▸ Directions for this task
Where a line in the records holds "olsun", count it once; return only the final number.

▸ Website and app data records
########################################

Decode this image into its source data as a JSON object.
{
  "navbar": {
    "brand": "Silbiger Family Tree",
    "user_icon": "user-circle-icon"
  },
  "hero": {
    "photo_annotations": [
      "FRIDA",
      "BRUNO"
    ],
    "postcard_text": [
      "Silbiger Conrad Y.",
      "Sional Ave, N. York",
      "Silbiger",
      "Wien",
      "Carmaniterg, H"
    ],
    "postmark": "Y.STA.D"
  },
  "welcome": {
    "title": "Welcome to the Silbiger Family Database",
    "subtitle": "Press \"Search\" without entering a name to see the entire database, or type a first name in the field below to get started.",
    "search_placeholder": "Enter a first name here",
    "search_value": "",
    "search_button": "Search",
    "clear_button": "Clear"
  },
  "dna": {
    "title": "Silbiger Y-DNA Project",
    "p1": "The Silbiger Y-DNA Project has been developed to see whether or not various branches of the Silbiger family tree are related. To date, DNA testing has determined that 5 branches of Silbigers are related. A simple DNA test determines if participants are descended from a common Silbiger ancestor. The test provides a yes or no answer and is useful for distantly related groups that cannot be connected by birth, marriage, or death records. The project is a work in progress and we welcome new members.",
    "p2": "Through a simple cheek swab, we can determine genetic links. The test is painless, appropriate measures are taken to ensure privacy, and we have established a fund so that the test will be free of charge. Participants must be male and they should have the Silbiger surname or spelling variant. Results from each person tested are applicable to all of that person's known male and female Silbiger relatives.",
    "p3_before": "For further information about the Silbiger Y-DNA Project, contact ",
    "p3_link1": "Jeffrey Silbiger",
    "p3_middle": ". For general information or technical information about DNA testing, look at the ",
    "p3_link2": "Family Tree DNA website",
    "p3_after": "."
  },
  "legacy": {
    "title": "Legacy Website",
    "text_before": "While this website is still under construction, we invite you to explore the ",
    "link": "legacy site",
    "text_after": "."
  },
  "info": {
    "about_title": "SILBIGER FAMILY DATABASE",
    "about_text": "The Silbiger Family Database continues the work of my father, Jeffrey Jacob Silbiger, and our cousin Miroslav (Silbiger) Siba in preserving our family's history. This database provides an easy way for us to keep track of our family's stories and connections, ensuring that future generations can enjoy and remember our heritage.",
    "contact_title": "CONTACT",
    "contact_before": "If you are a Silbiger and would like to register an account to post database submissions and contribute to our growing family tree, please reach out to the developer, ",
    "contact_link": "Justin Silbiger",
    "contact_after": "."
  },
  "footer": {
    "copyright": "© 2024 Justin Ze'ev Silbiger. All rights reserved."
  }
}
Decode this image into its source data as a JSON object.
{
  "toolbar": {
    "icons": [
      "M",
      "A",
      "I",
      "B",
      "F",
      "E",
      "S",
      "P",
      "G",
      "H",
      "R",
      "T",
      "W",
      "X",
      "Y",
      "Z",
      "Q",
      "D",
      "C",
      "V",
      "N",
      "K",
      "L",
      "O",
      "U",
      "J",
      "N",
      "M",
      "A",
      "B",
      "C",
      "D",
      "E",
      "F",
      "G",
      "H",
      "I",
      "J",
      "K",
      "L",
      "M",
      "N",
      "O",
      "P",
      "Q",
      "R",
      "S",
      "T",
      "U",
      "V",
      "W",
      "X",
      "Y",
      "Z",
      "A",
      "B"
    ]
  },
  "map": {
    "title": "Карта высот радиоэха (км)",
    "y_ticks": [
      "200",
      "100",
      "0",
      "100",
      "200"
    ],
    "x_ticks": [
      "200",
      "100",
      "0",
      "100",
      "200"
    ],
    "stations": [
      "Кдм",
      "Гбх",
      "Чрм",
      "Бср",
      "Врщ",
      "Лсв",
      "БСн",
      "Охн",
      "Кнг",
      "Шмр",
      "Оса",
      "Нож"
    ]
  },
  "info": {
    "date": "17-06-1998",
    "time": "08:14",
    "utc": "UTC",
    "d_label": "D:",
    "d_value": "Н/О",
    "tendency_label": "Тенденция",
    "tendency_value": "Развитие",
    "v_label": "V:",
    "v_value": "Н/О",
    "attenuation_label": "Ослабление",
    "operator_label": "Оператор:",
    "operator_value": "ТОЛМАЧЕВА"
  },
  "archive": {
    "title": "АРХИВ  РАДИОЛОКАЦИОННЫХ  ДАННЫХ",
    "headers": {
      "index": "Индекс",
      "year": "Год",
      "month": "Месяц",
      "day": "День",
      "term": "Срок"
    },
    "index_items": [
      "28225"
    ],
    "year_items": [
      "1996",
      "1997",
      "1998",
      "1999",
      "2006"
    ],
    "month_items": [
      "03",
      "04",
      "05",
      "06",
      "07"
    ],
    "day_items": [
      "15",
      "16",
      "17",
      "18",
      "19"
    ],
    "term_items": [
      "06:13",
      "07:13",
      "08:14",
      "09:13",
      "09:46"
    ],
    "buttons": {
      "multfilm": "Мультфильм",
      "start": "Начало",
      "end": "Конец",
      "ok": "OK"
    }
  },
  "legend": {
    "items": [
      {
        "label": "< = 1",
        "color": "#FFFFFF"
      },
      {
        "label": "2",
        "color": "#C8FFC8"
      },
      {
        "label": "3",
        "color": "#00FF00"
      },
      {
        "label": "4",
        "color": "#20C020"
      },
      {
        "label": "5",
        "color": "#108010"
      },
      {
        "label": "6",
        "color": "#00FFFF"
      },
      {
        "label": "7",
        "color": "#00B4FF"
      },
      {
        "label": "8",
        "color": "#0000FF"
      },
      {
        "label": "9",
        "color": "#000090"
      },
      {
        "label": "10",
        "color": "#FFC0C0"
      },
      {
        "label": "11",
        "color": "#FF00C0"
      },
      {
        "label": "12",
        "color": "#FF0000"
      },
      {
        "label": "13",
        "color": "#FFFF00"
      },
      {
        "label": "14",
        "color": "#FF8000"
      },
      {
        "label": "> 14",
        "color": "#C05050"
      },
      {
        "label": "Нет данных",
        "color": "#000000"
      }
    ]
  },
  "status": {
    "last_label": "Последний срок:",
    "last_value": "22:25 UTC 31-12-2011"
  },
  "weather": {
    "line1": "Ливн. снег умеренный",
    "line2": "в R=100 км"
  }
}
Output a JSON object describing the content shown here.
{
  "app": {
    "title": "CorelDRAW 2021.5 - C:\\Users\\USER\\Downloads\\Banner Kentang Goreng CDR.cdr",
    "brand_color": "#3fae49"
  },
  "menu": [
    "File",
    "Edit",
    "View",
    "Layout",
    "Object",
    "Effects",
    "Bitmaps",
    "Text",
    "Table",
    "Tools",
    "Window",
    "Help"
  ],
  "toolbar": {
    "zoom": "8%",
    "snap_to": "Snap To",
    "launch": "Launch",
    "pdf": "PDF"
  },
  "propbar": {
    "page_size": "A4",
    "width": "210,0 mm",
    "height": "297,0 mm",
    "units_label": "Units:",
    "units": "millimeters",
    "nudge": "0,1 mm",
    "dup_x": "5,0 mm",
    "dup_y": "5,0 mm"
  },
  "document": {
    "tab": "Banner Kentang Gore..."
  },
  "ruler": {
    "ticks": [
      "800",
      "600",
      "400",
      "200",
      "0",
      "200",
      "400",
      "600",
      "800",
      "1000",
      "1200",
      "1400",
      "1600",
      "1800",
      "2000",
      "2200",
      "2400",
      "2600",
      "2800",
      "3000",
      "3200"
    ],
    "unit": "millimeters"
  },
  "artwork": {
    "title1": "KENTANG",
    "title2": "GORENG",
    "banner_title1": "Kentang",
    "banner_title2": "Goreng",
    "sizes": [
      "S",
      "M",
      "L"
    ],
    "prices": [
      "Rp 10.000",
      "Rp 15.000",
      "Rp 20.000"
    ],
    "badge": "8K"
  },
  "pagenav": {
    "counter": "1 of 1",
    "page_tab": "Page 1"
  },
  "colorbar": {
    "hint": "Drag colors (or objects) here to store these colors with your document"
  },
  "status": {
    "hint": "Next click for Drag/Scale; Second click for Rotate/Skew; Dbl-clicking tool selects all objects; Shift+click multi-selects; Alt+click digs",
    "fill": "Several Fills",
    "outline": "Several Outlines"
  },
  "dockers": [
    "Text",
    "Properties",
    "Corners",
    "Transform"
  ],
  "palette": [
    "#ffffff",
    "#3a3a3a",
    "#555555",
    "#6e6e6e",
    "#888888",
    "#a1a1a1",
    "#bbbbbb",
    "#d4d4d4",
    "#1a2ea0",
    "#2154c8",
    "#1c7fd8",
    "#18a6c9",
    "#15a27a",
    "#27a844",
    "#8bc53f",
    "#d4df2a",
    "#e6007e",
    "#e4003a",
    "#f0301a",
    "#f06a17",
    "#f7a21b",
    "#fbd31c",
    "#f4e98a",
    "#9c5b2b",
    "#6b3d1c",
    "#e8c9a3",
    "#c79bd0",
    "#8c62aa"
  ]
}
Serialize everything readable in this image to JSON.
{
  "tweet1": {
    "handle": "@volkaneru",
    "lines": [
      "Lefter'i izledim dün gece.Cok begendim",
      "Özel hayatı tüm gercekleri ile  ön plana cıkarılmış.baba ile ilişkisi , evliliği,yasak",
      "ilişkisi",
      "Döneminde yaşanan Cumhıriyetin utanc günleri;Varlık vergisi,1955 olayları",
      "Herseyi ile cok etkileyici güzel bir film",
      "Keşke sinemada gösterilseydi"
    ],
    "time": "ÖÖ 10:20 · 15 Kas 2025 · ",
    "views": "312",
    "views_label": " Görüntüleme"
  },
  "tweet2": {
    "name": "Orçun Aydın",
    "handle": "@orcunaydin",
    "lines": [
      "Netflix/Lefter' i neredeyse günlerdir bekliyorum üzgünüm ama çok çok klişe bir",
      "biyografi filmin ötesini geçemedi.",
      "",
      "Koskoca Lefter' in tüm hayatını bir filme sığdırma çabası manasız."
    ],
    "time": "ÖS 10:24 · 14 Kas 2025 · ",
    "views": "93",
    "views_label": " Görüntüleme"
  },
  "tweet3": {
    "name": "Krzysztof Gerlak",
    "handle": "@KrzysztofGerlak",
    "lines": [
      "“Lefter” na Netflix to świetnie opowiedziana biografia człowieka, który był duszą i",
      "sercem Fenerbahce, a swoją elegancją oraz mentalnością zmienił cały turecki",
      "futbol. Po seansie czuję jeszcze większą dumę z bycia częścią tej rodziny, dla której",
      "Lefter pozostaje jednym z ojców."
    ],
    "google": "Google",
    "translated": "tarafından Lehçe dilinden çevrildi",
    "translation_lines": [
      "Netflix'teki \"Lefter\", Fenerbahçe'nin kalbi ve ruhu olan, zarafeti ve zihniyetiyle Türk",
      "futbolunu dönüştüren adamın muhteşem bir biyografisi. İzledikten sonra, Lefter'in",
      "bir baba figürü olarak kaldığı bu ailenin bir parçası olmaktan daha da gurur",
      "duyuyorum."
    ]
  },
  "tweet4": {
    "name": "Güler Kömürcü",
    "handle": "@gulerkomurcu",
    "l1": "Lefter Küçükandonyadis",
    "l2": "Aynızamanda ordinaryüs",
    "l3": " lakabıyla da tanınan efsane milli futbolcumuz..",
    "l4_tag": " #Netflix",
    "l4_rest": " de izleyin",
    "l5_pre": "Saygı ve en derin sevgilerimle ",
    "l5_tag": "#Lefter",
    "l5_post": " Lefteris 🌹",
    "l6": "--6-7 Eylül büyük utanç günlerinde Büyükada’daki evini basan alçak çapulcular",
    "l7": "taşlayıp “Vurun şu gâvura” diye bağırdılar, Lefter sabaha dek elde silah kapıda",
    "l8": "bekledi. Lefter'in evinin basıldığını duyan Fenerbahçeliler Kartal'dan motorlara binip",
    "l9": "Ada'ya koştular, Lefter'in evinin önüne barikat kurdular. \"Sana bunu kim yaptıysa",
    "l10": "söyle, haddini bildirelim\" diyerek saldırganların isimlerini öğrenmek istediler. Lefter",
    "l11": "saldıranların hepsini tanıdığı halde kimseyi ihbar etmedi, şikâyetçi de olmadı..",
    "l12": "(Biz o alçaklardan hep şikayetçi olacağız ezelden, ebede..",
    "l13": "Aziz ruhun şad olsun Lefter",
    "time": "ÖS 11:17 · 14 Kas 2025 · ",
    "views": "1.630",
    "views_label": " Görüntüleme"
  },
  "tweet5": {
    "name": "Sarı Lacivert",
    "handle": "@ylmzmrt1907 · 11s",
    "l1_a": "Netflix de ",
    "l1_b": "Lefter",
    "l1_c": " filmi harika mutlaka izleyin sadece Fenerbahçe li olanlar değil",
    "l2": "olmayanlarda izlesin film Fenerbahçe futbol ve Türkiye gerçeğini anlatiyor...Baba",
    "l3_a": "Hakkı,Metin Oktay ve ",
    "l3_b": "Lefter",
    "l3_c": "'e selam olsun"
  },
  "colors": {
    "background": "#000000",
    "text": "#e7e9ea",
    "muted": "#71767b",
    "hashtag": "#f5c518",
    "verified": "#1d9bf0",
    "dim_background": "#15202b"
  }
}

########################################

▸ Problem solution
2